Excerpts from an interface dataset
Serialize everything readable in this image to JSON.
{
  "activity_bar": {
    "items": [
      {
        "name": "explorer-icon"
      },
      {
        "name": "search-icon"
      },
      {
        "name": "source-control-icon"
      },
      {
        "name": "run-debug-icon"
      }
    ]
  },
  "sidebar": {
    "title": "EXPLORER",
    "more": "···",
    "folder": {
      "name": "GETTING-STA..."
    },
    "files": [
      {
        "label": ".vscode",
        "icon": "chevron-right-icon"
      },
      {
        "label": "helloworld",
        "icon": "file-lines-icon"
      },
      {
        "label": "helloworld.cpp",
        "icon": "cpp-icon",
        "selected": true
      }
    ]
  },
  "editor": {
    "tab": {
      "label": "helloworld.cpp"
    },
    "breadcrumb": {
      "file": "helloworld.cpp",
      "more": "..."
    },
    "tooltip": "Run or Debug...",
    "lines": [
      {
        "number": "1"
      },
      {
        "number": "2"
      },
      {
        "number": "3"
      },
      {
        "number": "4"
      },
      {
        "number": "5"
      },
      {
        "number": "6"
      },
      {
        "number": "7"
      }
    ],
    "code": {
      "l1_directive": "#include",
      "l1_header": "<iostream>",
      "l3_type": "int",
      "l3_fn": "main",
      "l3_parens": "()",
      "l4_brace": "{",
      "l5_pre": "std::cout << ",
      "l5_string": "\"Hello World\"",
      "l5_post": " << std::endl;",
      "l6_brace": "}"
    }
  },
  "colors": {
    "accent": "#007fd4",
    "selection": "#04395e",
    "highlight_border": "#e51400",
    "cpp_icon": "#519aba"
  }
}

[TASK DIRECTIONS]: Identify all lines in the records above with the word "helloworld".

[RESPONSE TO THE EXERCISE]:
        "label": "helloworld",
        "label": "helloworld.cpp",
      "label": "helloworld.cpp"
      "file": "helloworld.cpp",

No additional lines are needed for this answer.